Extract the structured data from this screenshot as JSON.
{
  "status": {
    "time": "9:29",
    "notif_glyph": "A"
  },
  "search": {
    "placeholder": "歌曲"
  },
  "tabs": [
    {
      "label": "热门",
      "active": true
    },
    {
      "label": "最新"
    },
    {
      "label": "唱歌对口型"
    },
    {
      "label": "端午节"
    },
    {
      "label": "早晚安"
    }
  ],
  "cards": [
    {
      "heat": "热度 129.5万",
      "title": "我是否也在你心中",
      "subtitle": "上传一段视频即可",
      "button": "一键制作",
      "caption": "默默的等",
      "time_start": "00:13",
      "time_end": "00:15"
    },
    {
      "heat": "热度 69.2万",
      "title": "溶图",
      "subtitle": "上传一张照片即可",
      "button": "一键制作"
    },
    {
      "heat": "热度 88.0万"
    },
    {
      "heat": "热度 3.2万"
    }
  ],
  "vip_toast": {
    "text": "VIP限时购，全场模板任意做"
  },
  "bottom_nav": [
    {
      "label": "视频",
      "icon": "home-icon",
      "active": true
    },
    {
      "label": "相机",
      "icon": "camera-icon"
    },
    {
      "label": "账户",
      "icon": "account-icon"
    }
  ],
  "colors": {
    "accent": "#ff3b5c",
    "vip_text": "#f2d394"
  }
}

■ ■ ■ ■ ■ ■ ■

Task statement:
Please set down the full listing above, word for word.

Written solution:
Extract the structured data from this screenshot as JSON.
{
  "status": {
    "time": "9:29",
    "notif_glyph": "A"
  },
  "search": {
    "placeholder": "歌曲"
  },
  "tabs": [
    {
      "label": "热门",
      "active": true
    },
    {
      "label": "最新"
    },
    {
      "label": "唱歌对口型"
    },
    {
      "label": "端午节"
    },
    {
      "label": "早晚安"
    }
  ],
  "cards": [
    {
      "heat": "热度 129.5万",
      "title": "我是否也在你心中",
      "subtitle": "上传一段视频即可",
      "button": "一键制作",
      "caption": "默默的等",
      "time_start": "00:13",
      "time_end": "00:15"
    },
    {
      "heat": "热度 69.2万",
      "title": "溶图",
      "subtitle": "上传一张照片即可",
      "button": "一键制作"
    },
    {
      "heat": "热度 88.0万"
    },
    {
      "heat": "热度 3.2万"
    }
  ],
  "vip_toast": {
    "text": "VIP限时购，全场模板任意做"
  },
  "bottom_nav": [
    {
      "label": "视频",
      "icon": "home-icon",
      "active": true
    },
    {
      "label": "相机",
      "icon": "camera-icon"
    },
    {
      "label": "账户",
      "icon": "account-icon"
    }
  ],
  "colors": {
    "accent": "#ff3b5c",
    "vip_text": "#f2d394"
  }
}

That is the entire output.